Today was a day full of life, reflection, dancing, and learning. The spirit is moving, have hope. Happy World AIDS Day. People are doing amazing things and strides are being taken.

Hannah Hanson works with SHADE, (Sojourner, Help, Advocacy, Development, and Education) in South Africa.

Your local church may choose to enter into a multi-year Covenant Relationship with Joseph Bradley, Hannah Hanson, Joseph Hopkins, Kathryn (Katie) Monfortte,  or other United Methodist missionaries, for ongoing support of their work. For further information, please contact:

The Advance
General Board of Global Ministries
475 Riverside Dr, #350
New York, NY 10115
Phone: 212-870-3718
Fax: 212-870-3775



You can make gifts to support the mission work of Joseph Bradley, Hannah Hanson, Joseph Hopkins, Kathryn (Katie) Monfortte, by making a donation through The Advance. The Advance is an accountable, designated giving arm of The United Methodist Church that ensures 100% of each gift reaches its intended mission or ministry.

Make a secure gift online: Visit Global Ministries Online Giving

Checks may be written to 'Advance GCFA' and placed in collection plates at United Methodist churches, or mailed directly to:

Advance GCFA,
P.O. Box 9068, GPO,
New York, NY 10087-9068.

Credit card donations may be made by calling
(888) 252-6174.

Please note on your check the name and The Advance Number of the missionary you are supporting:

Joseph Bradley, Advance Number: 13105Z
>> Biography
Hannah Hanson, Advance Number: 13105Z
>> Biography
Joseph Hopkins, Advance Number: 982874
>> Biography
Kathryn (Katie) Monfortte, Advance Number: 982874
>> Biography

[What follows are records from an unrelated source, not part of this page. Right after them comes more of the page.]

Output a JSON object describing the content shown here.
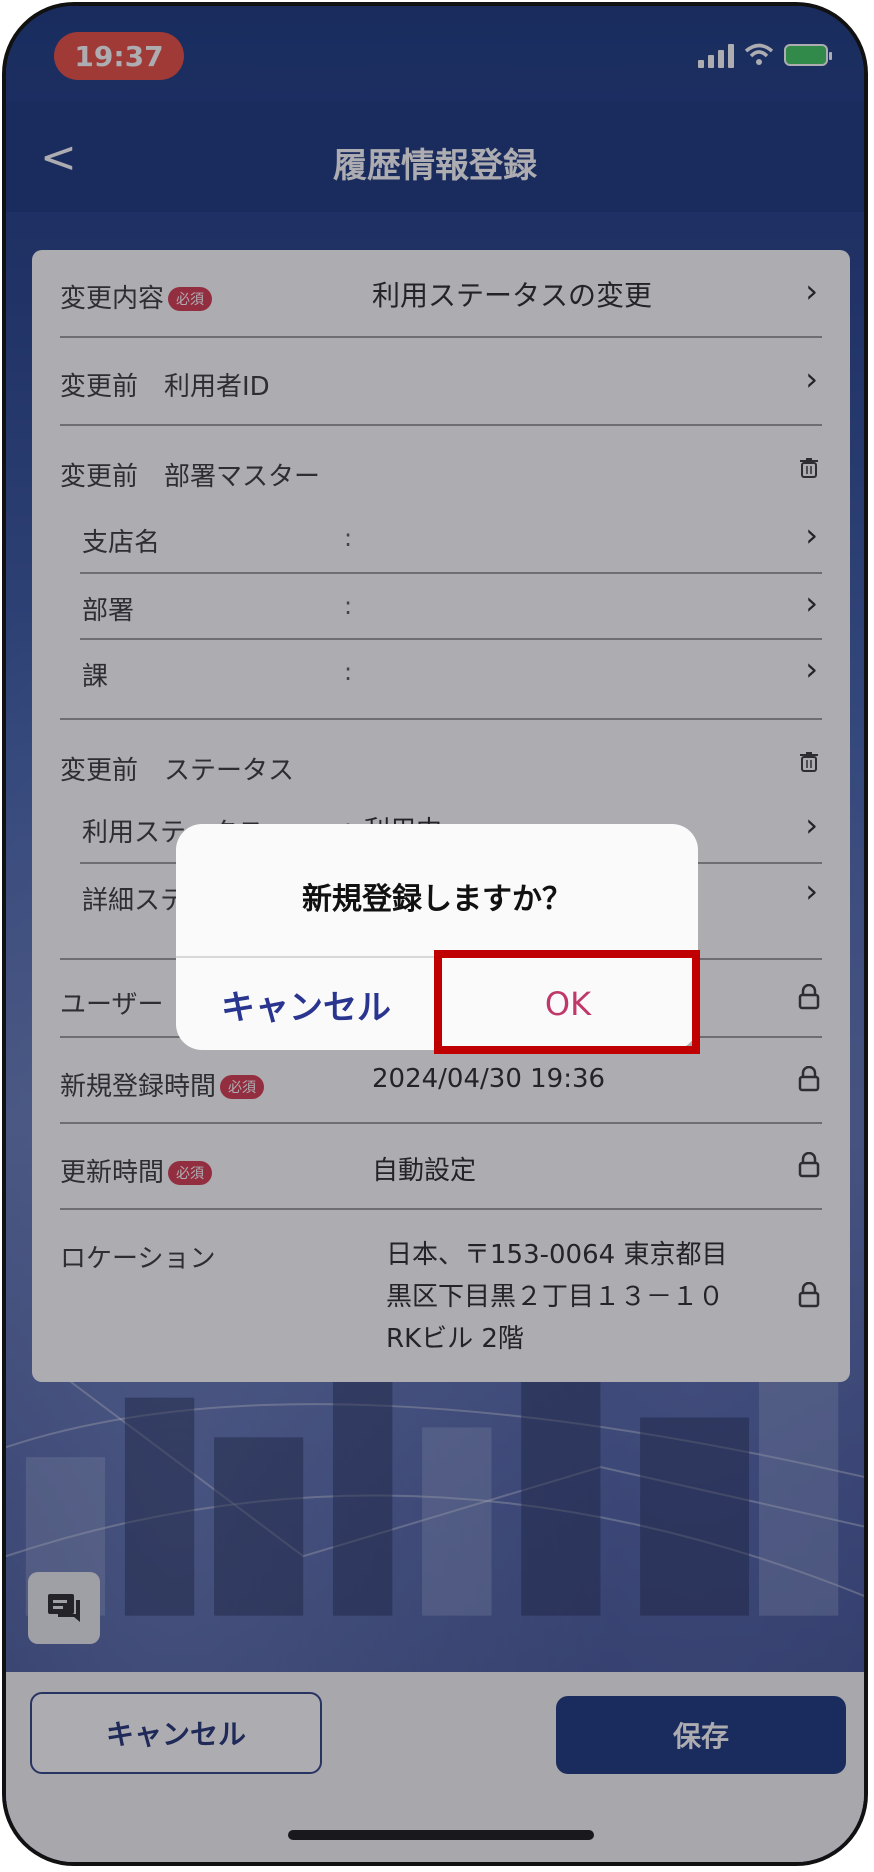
{
  "status": {
    "time": "19:37"
  },
  "nav": {
    "title": "履歴情報登録",
    "back_glyph": "<"
  },
  "form": {
    "required_badge": "必須",
    "change_content": {
      "label": "変更内容",
      "value": "利用ステータスの変更"
    },
    "before_user_id": {
      "label": "変更前　利用者ID"
    },
    "before_dept_master": {
      "label": "変更前　部署マスター",
      "branch": {
        "label": "支店名",
        "colon": ":"
      },
      "dept": {
        "label": "部署",
        "colon": ":"
      },
      "section": {
        "label": "課",
        "colon": ":"
      }
    },
    "before_status": {
      "label": "変更前　ステータス",
      "usage": {
        "label": "利用ステータス",
        "colon": ":",
        "value": "利用中"
      },
      "detail": {
        "label": "詳細ステータス"
      }
    },
    "user": {
      "label": "ユーザー"
    },
    "created_time": {
      "label": "新規登録時間",
      "value": "2024/04/30 19:36"
    },
    "updated_time": {
      "label": "更新時間",
      "value": "自動設定"
    },
    "location": {
      "label": "ロケーション",
      "line1": "日本、〒153-0064 東京都目",
      "line2": "黒区下目黒２丁目１３－１０",
      "line3": "RKビル 2階"
    }
  },
  "footer": {
    "cancel_label": "キャンセル",
    "save_label": "保存"
  },
  "dialog": {
    "message": "新規登録しますか？",
    "cancel_label": "キャンセル",
    "ok_label": "OK"
  },
  "colors": {
    "navbar": "#122e78",
    "required": "#d6334a",
    "highlight": "#c00000",
    "ok_text": "#c0386a"
  }
}
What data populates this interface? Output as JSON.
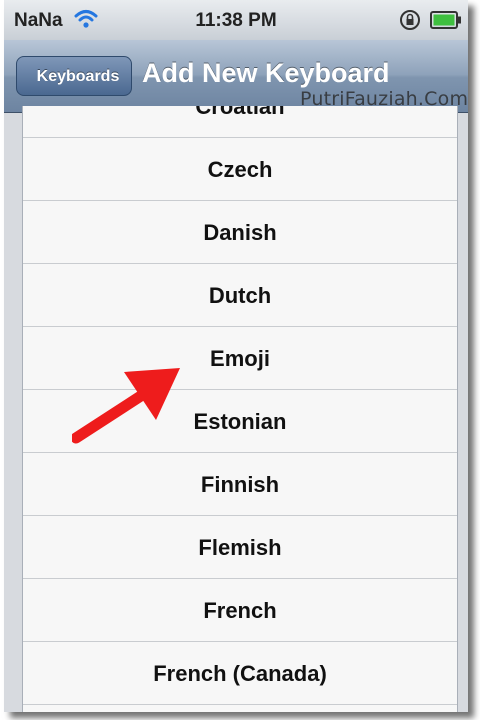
{
  "status_bar": {
    "carrier": "NaNa",
    "time": "11:38 PM",
    "icons": [
      "wifi-icon",
      "rotation-lock-icon",
      "battery-icon"
    ]
  },
  "nav": {
    "back_label": "Keyboards",
    "title": "Add New Keyboard"
  },
  "watermark": "PutriFauziah.Com",
  "keyboards": [
    "Croatian",
    "Czech",
    "Danish",
    "Dutch",
    "Emoji",
    "Estonian",
    "Finnish",
    "Flemish",
    "French",
    "French (Canada)"
  ],
  "annotation": {
    "arrow_color": "#ee1c1c",
    "points_to": "Emoji"
  }
}
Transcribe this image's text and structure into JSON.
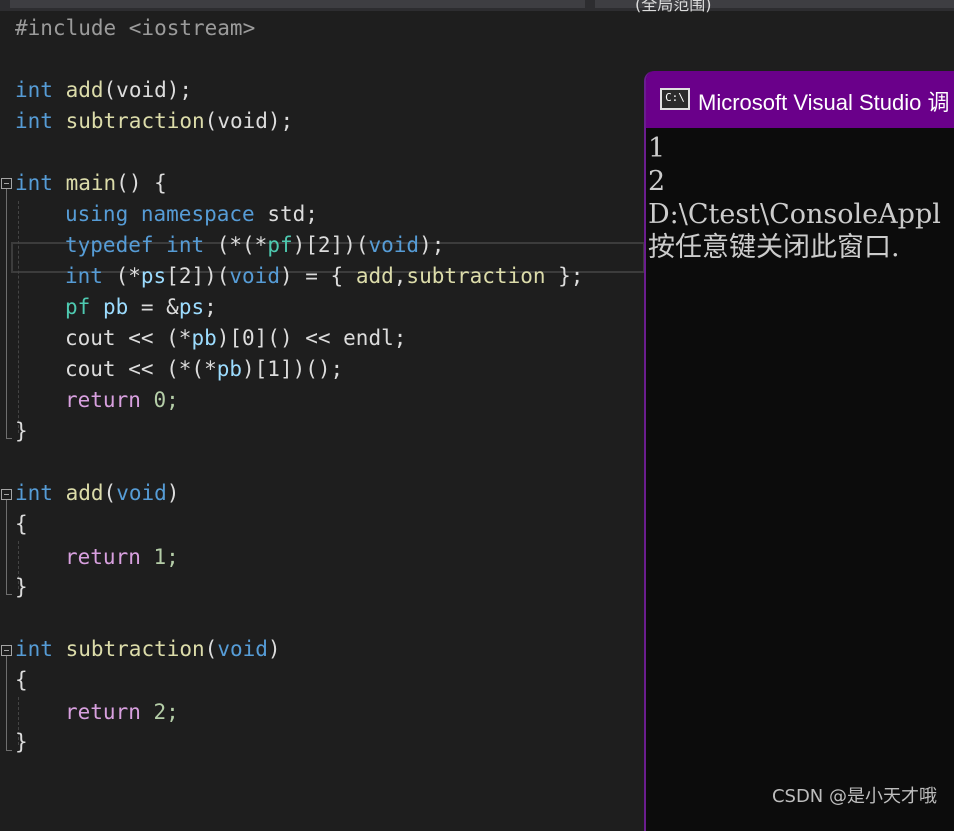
{
  "topbar": {
    "right_label": "(全局范围)"
  },
  "code": {
    "include": "#include <iostream>",
    "decl_add_kw": "int",
    "decl_add_fn": "add",
    "decl_add_rest": "(void);",
    "decl_sub_kw": "int",
    "decl_sub_fn": "subtraction",
    "decl_sub_rest": "(void);",
    "main_kw": "int",
    "main_fn": "main",
    "main_rest": "() {",
    "using": "using",
    "namespace": "namespace",
    "std": " std;",
    "typedef_kw": "typedef",
    "typedef_int": "int",
    "typedef_p1": " (*(*",
    "typedef_pf": "pf",
    "typedef_p2": ")[2])(",
    "typedef_void": "void",
    "typedef_p3": ");",
    "ps_int": "int",
    "ps_p1": " (*",
    "ps_ps": "ps",
    "ps_p2": "[2])(",
    "ps_void": "void",
    "ps_p3": ") = { ",
    "ps_add": "add",
    "ps_comma": ",",
    "ps_sub": "subtraction",
    "ps_p4": " };",
    "pf_ty": "pf",
    "pb_var": " pb",
    "pb_rest1": " = &",
    "pb_ps": "ps",
    "pb_rest2": ";",
    "cout1_a": "cout << (*",
    "cout1_pb": "pb",
    "cout1_b": ")[0]() << endl;",
    "cout2_a": "cout << (*(*",
    "cout2_pb": "pb",
    "cout2_b": ")[1])();",
    "ret_kw": "return",
    "ret0": " 0;",
    "close": "}",
    "add_def_kw": "int",
    "add_def_fn": "add",
    "add_def_p": "(",
    "add_def_void": "void",
    "add_def_p2": ")",
    "open": "{",
    "ret1": " 1;",
    "sub_def_kw": "int",
    "sub_def_fn": "subtraction",
    "sub_def_p": "(",
    "sub_def_void": "void",
    "sub_def_p2": ")",
    "ret2": " 2;"
  },
  "console": {
    "title": "Microsoft Visual Studio 调",
    "icon_text": "C:\\",
    "lines": [
      "1",
      "2",
      "D:\\Ctest\\ConsoleAppl",
      "按任意键关闭此窗口."
    ]
  },
  "watermark": "CSDN @是小天才哦"
}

arrow icon. View Listing of Missionaries Currently Working in: Cambodia    South Africa |    Mongolia |    United States |   

Date posted: Dec 16, 2010